I remember, in the Prado, in Velázquez’s equestrian portraits, the pink paste on the rider’s knees, looking like little cakes or meringues. Bits of paint. The slightly soiled leather of the boots… The painter of The Maids of Honor was interested in details, but above all, in how they combined to form a whole.

 

Our critics no longer look to the moon; they stare at the finger pointing to it. And so they write, with little wisdom, that painting is dead… Its death has been announced a thousand times. Yet the corpse is indeed alive and wriggling once more. You can feel the pulse beating; its eyes are not glassy… Put a mirror to its lips and its breath will leave a mist, like in Memling’s Virgins… All of which is indicative of that “French malaise” which, here, is the hatred and refusal of painting: the lack of exhibition space here in Paris is a symptomatic sign. Running counter to the spectacular panic in artistic production, the deterioration of information filtered by the media, the blurring of institutional and private landscapes, the devaluation of argumentative and critical discourse, wouldn’t painting have merited vastly increased visibility in Paris and in France? To say so is the prerogative of an outside viewpoint, which looks with ease from afar, as if through a telescope, moving to a distance to ensure greater freedom. Ciria is not just involved in painting, he is viscerally implicated in it through each cerebral lobe and each pore of his skin… Through his actions. His thoughts.

 

Yes, action, acts, doing: le “faire”. The act of making, fabricating, quite simply.

 

I would be happy to have been able to praise José Manuel Ciria’s painting as highly as it deserves in these pages – but his painting speaks for itself.

 

Alain (Georges) Leduc

 

Writer, art critic and member of AICA (International Association of Art Critics).

 

1.“Abstract? Figurative? Aren’t they the same thing?” José Manuel Ciria, La mirada subjetiva. Una posible defensa de la pintura. (The Subjective Gaze.

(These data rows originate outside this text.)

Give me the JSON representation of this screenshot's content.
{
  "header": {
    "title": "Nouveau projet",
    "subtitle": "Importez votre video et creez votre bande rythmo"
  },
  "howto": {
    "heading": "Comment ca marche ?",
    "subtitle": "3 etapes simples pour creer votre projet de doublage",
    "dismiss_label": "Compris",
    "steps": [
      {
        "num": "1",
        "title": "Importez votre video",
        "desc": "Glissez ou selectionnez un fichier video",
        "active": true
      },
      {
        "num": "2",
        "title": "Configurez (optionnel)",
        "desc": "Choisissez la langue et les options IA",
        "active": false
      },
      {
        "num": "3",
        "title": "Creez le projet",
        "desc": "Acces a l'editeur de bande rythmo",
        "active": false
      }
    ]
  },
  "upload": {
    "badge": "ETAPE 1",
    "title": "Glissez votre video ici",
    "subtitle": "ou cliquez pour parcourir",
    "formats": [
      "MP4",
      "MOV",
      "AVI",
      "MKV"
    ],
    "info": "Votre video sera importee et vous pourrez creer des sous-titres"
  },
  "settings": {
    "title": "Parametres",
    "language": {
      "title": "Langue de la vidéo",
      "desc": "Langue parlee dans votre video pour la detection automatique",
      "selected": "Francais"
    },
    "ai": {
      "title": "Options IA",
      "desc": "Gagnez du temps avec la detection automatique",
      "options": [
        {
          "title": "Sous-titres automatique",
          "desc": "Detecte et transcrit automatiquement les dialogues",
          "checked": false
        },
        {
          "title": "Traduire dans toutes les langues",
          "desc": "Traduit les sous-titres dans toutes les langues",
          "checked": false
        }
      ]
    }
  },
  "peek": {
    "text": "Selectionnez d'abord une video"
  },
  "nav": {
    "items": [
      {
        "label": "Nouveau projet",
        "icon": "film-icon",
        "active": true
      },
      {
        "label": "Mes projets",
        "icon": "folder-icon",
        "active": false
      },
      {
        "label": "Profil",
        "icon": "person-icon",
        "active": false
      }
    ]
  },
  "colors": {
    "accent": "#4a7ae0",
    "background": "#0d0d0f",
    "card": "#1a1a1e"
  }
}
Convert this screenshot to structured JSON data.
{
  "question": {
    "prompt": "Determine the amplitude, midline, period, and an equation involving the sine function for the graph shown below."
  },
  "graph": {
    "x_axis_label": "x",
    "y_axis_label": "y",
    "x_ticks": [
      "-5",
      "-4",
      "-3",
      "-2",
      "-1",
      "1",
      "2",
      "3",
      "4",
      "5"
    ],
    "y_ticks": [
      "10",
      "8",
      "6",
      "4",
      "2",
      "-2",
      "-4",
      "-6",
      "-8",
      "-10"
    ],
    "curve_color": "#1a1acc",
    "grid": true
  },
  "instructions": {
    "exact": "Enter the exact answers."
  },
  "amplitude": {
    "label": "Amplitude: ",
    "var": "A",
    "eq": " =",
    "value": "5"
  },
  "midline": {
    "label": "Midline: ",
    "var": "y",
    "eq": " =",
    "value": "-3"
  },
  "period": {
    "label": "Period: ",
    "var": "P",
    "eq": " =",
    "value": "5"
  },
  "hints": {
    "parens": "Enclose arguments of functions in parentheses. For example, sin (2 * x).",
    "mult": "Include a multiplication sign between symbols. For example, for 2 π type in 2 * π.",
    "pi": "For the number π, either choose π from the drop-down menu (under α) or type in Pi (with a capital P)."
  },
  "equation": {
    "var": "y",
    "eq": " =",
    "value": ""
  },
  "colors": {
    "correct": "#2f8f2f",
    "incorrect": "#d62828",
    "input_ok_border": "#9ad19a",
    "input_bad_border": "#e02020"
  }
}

A Potential Defense of Painting). In Ciria – Intersticios (Madrid: Ediciones Roberto Ferrer, 1999). Where no reference is given, quotes from the artist are from my interview with Ciria during one of his recent visits to Paris, at Dominique Bény’s, on May 9, 2009.

 

2.La mirada subjetiva, etc.

 

3.The double meaning of the French quérir (to look for, or want), associated in both French and Spanish (querido) with love, is no doubt due to the intervention of the word quête, quest. (Translator’s note: in English, the same Latin root gives us inquiry, question, quest and exquisite).

 

4.José Manuel Ciria, Propósito analítico y líneas de investigación experimental. (Analytic Proposition and Experimental Lines of Investigation). Unpublished text written in New York in 2006.

 

5.Propósito analítico, etc.

 

6.La mirada subjetiva, etc.

 

7.Rose is a rose is a rose is a rose, Gertrude Stein in a 1913 poem. The sentence would later be taken up by Marcel Duchamp.

 

8.Antonio Saura (1930-1998); Jean Fautrier (1898-1964); Paul Rebeyrolle (1926-2005).

 

9.José Manuel Ciria, Pozos de luz: un viaje entre pinturas (Light wells: a journey among paintings), partially published in the catalog Ciria, Alasdurasyalasmaduras, Madrid, Annta Gallery, 2009.

 

10.Born in Richmond (Virginia), in 1948.

 

11.Julien Offray de La Mettrie (1709-1751), a doctor and Enlightenment philosopher.

 

12.Alberto Giacometti, interview with André Parinaud published in Arts, 1962 (translated from the French).

 

13.Rorschach Masks.

 

14.Pozos de luz, etc, p. …²

 

15.Pozos de luz, etc, p. …²

 

16.Born in 1956.

 

17.Born in 1974.

 

18.See Alain (Georges) Leduc, Kjell Pahr-Iversen (Paris: Fragments Editions, 2004).

 

19.Hans Hartung (1904-1989); Eduardo Chillida (1924–2002); Jackson Pollock (1912-1956).